───── MATERIAL FOR THE TASK
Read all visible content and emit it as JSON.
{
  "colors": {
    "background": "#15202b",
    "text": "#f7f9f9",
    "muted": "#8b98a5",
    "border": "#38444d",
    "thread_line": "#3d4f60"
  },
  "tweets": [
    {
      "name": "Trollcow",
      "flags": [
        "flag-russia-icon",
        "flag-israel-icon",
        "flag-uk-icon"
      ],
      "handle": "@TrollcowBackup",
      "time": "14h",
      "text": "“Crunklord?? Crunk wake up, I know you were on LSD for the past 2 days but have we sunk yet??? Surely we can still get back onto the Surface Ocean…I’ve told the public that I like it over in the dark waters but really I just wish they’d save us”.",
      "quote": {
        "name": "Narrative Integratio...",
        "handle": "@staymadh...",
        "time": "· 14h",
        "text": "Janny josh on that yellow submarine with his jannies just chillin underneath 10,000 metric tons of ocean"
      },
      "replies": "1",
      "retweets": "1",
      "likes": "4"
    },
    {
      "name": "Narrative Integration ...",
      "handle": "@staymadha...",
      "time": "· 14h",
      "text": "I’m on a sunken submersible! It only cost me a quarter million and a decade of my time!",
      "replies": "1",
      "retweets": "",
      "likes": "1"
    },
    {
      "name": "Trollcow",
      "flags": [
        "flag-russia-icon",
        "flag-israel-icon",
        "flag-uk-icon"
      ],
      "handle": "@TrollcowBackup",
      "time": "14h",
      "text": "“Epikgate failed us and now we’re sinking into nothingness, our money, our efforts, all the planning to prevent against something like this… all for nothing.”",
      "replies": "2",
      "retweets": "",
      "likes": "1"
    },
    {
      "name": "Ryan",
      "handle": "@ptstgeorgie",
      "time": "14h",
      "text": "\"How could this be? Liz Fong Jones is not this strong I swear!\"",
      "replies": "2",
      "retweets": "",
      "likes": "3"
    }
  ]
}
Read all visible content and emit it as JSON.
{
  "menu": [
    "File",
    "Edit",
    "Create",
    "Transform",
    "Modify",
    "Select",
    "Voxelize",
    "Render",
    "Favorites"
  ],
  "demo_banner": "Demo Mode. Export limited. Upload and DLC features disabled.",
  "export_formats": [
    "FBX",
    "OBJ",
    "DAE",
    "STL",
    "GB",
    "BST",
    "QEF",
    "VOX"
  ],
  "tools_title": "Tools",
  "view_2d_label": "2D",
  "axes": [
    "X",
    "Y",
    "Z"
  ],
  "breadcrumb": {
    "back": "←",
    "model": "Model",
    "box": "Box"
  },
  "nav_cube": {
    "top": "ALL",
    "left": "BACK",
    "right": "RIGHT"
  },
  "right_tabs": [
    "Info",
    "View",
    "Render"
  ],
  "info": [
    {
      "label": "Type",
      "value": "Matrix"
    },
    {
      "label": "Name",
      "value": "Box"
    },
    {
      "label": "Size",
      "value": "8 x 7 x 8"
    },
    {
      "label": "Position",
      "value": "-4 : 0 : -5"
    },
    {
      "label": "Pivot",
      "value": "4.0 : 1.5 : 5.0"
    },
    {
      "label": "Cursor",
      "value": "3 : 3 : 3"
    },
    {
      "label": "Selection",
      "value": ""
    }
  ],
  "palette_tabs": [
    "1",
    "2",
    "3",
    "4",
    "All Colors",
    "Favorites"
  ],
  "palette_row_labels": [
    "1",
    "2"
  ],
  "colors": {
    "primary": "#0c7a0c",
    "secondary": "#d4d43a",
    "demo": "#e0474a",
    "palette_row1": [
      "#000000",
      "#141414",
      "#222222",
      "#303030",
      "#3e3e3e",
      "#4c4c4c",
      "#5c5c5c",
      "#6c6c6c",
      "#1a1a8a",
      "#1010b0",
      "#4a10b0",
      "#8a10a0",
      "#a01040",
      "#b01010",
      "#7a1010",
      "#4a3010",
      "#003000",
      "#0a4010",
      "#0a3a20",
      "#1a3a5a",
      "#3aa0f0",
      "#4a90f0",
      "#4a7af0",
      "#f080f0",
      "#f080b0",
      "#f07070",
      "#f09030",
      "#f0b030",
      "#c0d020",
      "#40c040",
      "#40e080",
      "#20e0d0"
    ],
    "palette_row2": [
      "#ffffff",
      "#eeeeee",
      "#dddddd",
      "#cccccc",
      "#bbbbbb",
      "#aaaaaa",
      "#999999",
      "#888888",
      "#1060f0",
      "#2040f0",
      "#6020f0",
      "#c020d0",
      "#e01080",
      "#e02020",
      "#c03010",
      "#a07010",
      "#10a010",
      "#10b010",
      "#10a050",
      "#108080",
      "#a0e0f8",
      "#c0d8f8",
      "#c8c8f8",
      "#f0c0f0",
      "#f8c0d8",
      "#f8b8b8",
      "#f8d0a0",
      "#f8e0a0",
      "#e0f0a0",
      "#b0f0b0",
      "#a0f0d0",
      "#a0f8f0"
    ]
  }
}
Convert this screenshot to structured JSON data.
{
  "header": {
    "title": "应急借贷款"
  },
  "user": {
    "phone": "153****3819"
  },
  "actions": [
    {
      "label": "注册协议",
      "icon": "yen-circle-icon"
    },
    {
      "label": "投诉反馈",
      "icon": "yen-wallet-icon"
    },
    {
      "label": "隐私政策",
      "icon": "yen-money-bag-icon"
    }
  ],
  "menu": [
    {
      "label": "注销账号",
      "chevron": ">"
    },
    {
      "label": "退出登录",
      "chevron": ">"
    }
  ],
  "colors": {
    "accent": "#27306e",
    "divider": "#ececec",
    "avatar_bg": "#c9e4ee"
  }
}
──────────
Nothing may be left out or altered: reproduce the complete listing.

Read all visible content and emit it as JSON.
{
  "colors": {
    "background": "#15202b",
    "text": "#f7f9f9",
    "muted": "#8b98a5",
    "border": "#38444d",
    "thread_line": "#3d4f60"
  },
  "tweets": [
    {
      "name": "Trollcow",
      "flags": [
        "flag-russia-icon",
        "flag-israel-icon",
        "flag-uk-icon"
      ],
      "handle": "@TrollcowBackup",
      "time": "14h",
      "text": "“Crunklord?? Crunk wake up, I know you were on LSD for the past 2 days but have we sunk yet??? Surely we can still get back onto the Surface Ocean…I’ve told the public that I like it over in the dark waters but really I just wish they’d save us”.",
      "quote": {
        "name": "Narrative Integratio...",
        "handle": "@staymadh...",
        "time": "· 14h",
        "text": "Janny josh on that yellow submarine with his jannies just chillin underneath 10,000 metric tons of ocean"
      },
      "replies": "1",
      "retweets": "1",
      "likes": "4"
    },
    {
      "name": "Narrative Integration ...",
      "handle": "@staymadha...",
      "time": "· 14h",
      "text": "I’m on a sunken submersible! It only cost me a quarter million and a decade of my time!",
      "replies": "1",
      "retweets": "",
      "likes": "1"
    },
    {
      "name": "Trollcow",
      "flags": [
        "flag-russia-icon",
        "flag-israel-icon",
        "flag-uk-icon"
      ],
      "handle": "@TrollcowBackup",
      "time": "14h",
      "text": "“Epikgate failed us and now we’re sinking into nothingness, our money, our efforts, all the planning to prevent against something like this… all for nothing.”",
      "replies": "2",
      "retweets": "",
      "likes": "1"
    },
    {
      "name": "Ryan",
      "handle": "@ptstgeorgie",
      "time": "14h",
      "text": "\"How could this be? Liz Fong Jones is not this strong I swear!\"",
      "replies": "2",
      "retweets": "",
      "likes": "3"
    }
  ]
}
Read all visible content and emit it as JSON.
{
  "menu": [
    "File",
    "Edit",
    "Create",
    "Transform",
    "Modify",
    "Select",
    "Voxelize",
    "Render",
    "Favorites"
  ],
  "demo_banner": "Demo Mode. Export limited. Upload and DLC features disabled.",
  "export_formats": [
    "FBX",
    "OBJ",
    "DAE",
    "STL",
    "GB",
    "BST",
    "QEF",
    "VOX"
  ],
  "tools_title": "Tools",
  "view_2d_label": "2D",
  "axes": [
    "X",
    "Y",
    "Z"
  ],
  "breadcrumb": {
    "back": "←",
    "model": "Model",
    "box": "Box"
  },
  "nav_cube": {
    "top": "ALL",
    "left": "BACK",
    "right": "RIGHT"
  },
  "right_tabs": [
    "Info",
    "View",
    "Render"
  ],
  "info": [
    {
      "label": "Type",
      "value": "Matrix"
    },
    {
      "label": "Name",
      "value": "Box"
    },
    {
      "label": "Size",
      "value": "8 x 7 x 8"
    },
    {
      "label": "Position",
      "value": "-4 : 0 : -5"
    },
    {
      "label": "Pivot",
      "value": "4.0 : 1.5 : 5.0"
    },
    {
      "label": "Cursor",
      "value": "3 : 3 : 3"
    },
    {
      "label": "Selection",
      "value": ""
    }
  ],
  "palette_tabs": [
    "1",
    "2",
    "3",
    "4",
    "All Colors",
    "Favorites"
  ],
  "palette_row_labels": [
    "1",
    "2"
  ],
  "colors": {
    "primary": "#0c7a0c",
    "secondary": "#d4d43a",
    "demo": "#e0474a",
    "palette_row1": [
      "#000000",
      "#141414",
      "#222222",
      "#303030",
      "#3e3e3e",
      "#4c4c4c",
      "#5c5c5c",
      "#6c6c6c",
      "#1a1a8a",
      "#1010b0",
      "#4a10b0",
      "#8a10a0",
      "#a01040",
      "#b01010",
      "#7a1010",
      "#4a3010",
      "#003000",
      "#0a4010",
      "#0a3a20",
      "#1a3a5a",
      "#3aa0f0",
      "#4a90f0",
      "#4a7af0",
      "#f080f0",
      "#f080b0",
      "#f07070",
      "#f09030",
      "#f0b030",
      "#c0d020",
      "#40c040",
      "#40e080",
      "#20e0d0"
    ],
    "palette_row2": [
      "#ffffff",
      "#eeeeee",
      "#dddddd",
      "#cccccc",
      "#bbbbbb",
      "#aaaaaa",
      "#999999",
      "#888888",
      "#1060f0",
      "#2040f0",
      "#6020f0",
      "#c020d0",
      "#e01080",
      "#e02020",
      "#c03010",
      "#a07010",
      "#10a010",
      "#10b010",
      "#10a050",
      "#108080",
      "#a0e0f8",
      "#c0d8f8",
      "#c8c8f8",
      "#f0c0f0",
      "#f8c0d8",
      "#f8b8b8",
      "#f8d0a0",
      "#f8e0a0",
      "#e0f0a0",
      "#b0f0b0",
      "#a0f0d0",
      "#a0f8f0"
    ]
  }
}
Convert this screenshot to structured JSON data.
{
  "header": {
    "title": "应急借贷款"
  },
  "user": {
    "phone": "153****3819"
  },
  "actions": [
    {
      "label": "注册协议",
      "icon": "yen-circle-icon"
    },
    {
      "label": "投诉反馈",
      "icon": "yen-wallet-icon"
    },
    {
      "label": "隐私政策",
      "icon": "yen-money-bag-icon"
    }
  ],
  "menu": [
    {
      "label": "注销账号",
      "chevron": ">"
    },
    {
      "label": "退出登录",
      "chevron": ">"
    }
  ],
  "colors": {
    "accent": "#27306e",
    "divider": "#ececec",
    "avatar_bg": "#c9e4ee"
  }
}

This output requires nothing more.